Last modified on 16 October 2012, at 21:21
|Scalopus aquaticus (Eastern Mole)|
Size: Head and body length: 110mm to 170mm (4.33in to 6.96in)
Tail length range: 18mm to 36mm Range mass: 32g to 140g (1.13os tp 4.93oz)Average mass: 74.6g (2.63oz)
Description: The Eastern Mole’s body is covered with a thick velvety fur that varied from a color from silver to black to copper. Their short tail is round and almost hairless. As for their feet there are some hairs above or upper portion but naked or hairless below and the feet are quite large. There are web between the toes of each foot which are to help with all the diggings (Gorog, 1999). They don’t have any eyes or ears. But it’s thought that the poorly developed eye may be effective in detecting light (Gorog, 1999).
Habitat: These are found from eastern South Dakota, Michigan, southeastern Wyoming, Central Texas, south to the tip of Florida and north to Ontario and New England. There is a small amount of population found in southwestern Texas and in northwestern Mexico. They prefer fields, meadows, pastures and open woodland.
Diet: Eastern mole most likely eat earthworms and also eat insects and their larvae, some vegetation, and in captivity will eat ground beef, dog food, mice, and small birds. They eat up to 25%-100% of their own weight in food each day (Gorog, 1999).
Activity: The eastern moles are not solitary. They have high energy requirements and needs a considerable amount of food daily (Gorog, 1999). They can dig up to 4.5 meters in one hour with their powerful forefeet and are good swimmers. Even though they have no vision, they may be able to detect the presence or absence of light. Also their ears are cover by a layer of skin but again, they may be able to detect sounds and vibrations. They probably find their way around and detect prey by the use of their acute and senses of smell and touch (Gorog, 1999).

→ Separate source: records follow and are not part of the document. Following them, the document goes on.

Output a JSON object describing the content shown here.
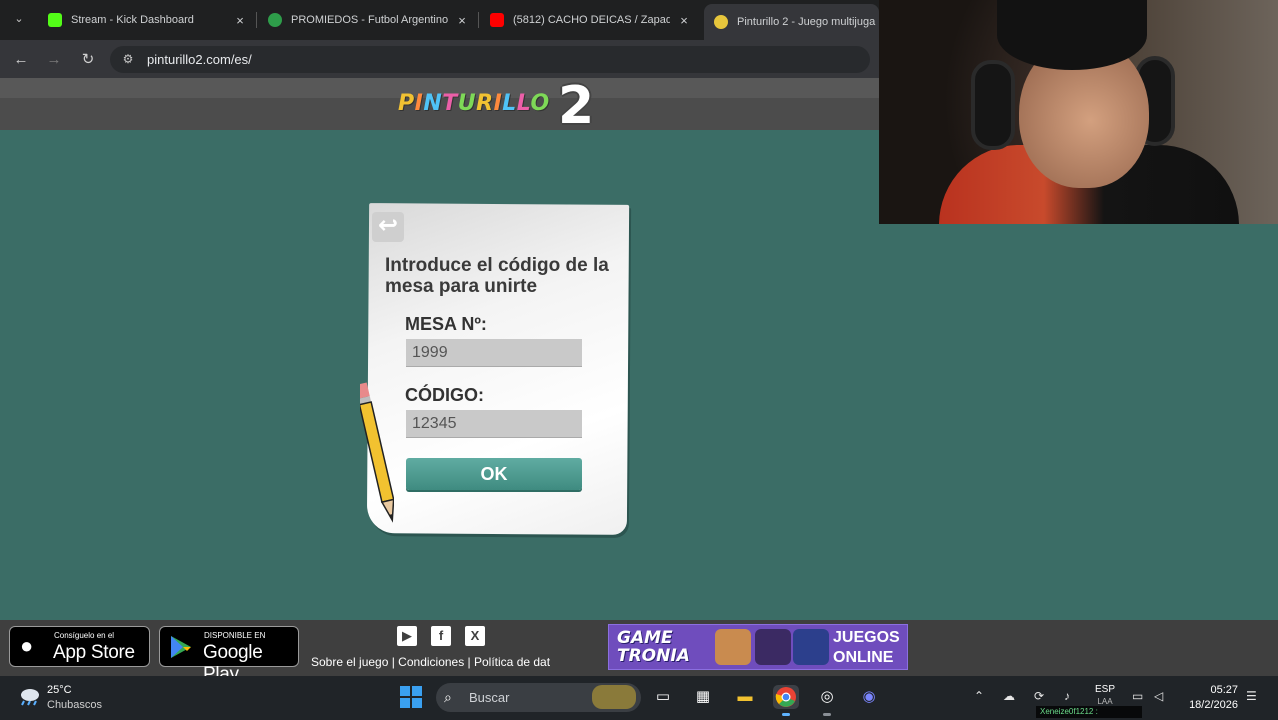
{
  "browser": {
    "tabs": [
      {
        "title": "Stream - Kick Dashboard",
        "icon": "kick-icon",
        "color": "#53fc18"
      },
      {
        "title": "PROMIEDOS - Futbol Argentino",
        "icon": "promiedos-icon",
        "color": "#2e9d4a"
      },
      {
        "title": "(5812) CACHO DEICAS / Zapad",
        "icon": "youtube-icon",
        "color": "#ff0000"
      },
      {
        "title": "Pinturillo 2 - Juego multijuga",
        "icon": "pinturillo-icon",
        "color": "#e7c63c"
      }
    ],
    "tab_close": "×",
    "address": "pinturillo2.com/es/"
  },
  "site": {
    "logo_text": "PINTURILLO",
    "logo_number": "2",
    "logo_colors": [
      "#f1c232",
      "#ff8a3d",
      "#4fc3f7",
      "#ec5fa8",
      "#7ed957"
    ]
  },
  "dialog": {
    "back_glyph": "↩",
    "title": "Introduce el código de la mesa para unirte",
    "table_label": "MESA Nº:",
    "table_value": "1999",
    "code_label": "CÓDIGO:",
    "code_value": "12345",
    "ok_label": "OK"
  },
  "footer": {
    "app_store": {
      "small": "Consíguelo en el",
      "big": "App Store"
    },
    "google_play": {
      "small": "DISPONIBLE EN",
      "big": "Google Play"
    },
    "social": [
      "youtube-icon",
      "facebook-icon",
      "x-icon"
    ],
    "links": "Sobre el juego | Condiciones | Política de dat",
    "ad": {
      "brand_line1": "GAME",
      "brand_line2": "TRONIA",
      "cta_line1": "JUEGOS",
      "cta_line2": "ONLINE"
    }
  },
  "taskbar": {
    "weather_temp": "25°C",
    "weather_desc": "Chubascos",
    "search_placeholder": "Buscar",
    "language": "ESP",
    "language_sub": "LAA",
    "time": "05:27",
    "date": "18/2/2026",
    "chat_overlay": "Xeneize0f1212 :"
  },
  "colors": {
    "page_background": "#3b6d66",
    "ok_button": "#4f9c91",
    "accent_blue": "#3aa0f0"
  }
}
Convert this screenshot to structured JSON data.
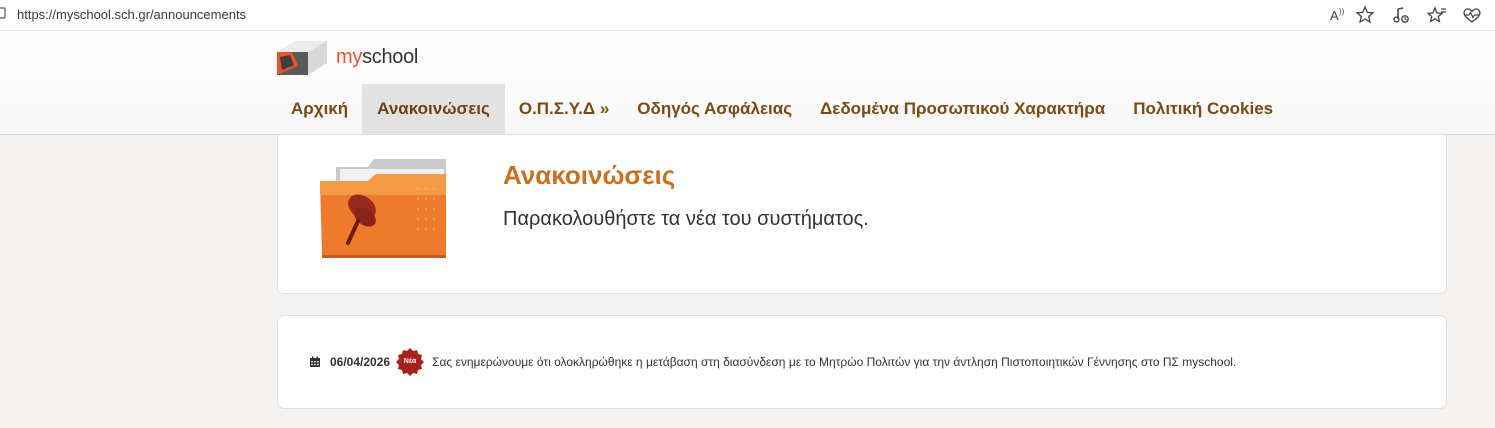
{
  "browser": {
    "url": "https://myschool.sch.gr/announcements",
    "icons": [
      "read-aloud-icon",
      "favorite-star-icon",
      "media-icon",
      "favorites-icon",
      "health-icon"
    ]
  },
  "site": {
    "logo": {
      "my": "my",
      "school": "school"
    },
    "nav": [
      {
        "label": "Αρχική",
        "active": false
      },
      {
        "label": "Ανακοινώσεις",
        "active": true
      },
      {
        "label": "Ο.Π.Σ.Υ.Δ »",
        "active": false
      },
      {
        "label": "Οδηγός Ασφάλειας",
        "active": false
      },
      {
        "label": "Δεδομένα Προσωπικού Χαρακτήρα",
        "active": false
      },
      {
        "label": "Πολιτική Cookies",
        "active": false
      }
    ]
  },
  "hero": {
    "title": "Ανακοινώσεις",
    "subtitle": "Παρακολουθήστε τα νέα του συστήματος.",
    "icon": "pinned-folder-icon"
  },
  "announcements": [
    {
      "date": "06/04/2026",
      "badge": "Νέα",
      "text": "Σας ενημερώνουμε ότι ολοκληρώθηκε η μετάβαση στη διασύνδεση με το Μητρώο Πολιτών για την άντληση Πιστοποιητικών Γέννησης στο ΠΣ myschool."
    }
  ],
  "colors": {
    "brand_orange": "#e8542a",
    "nav_text": "#7a4a14",
    "title_orange": "#c8701e",
    "badge_red": "#a8201a"
  }
}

Reproduction: The female has a litter of around three to five young after about 44 days and the litters are born anytime from late February through early June. The eastern mole will have only one litter per year. Newborn don’t have any fur and are in a plant-like nest that are in one of the deeper chambers. This is where they will stay until about four weeks old. They will become adult size by three months and can breed at the end of year one.
Lifespan: One captive animal will usually live longer than 36 months but in the wild, these eastern moles likely live less than this (Gorog, 1999). But their average lifespan is 3 years.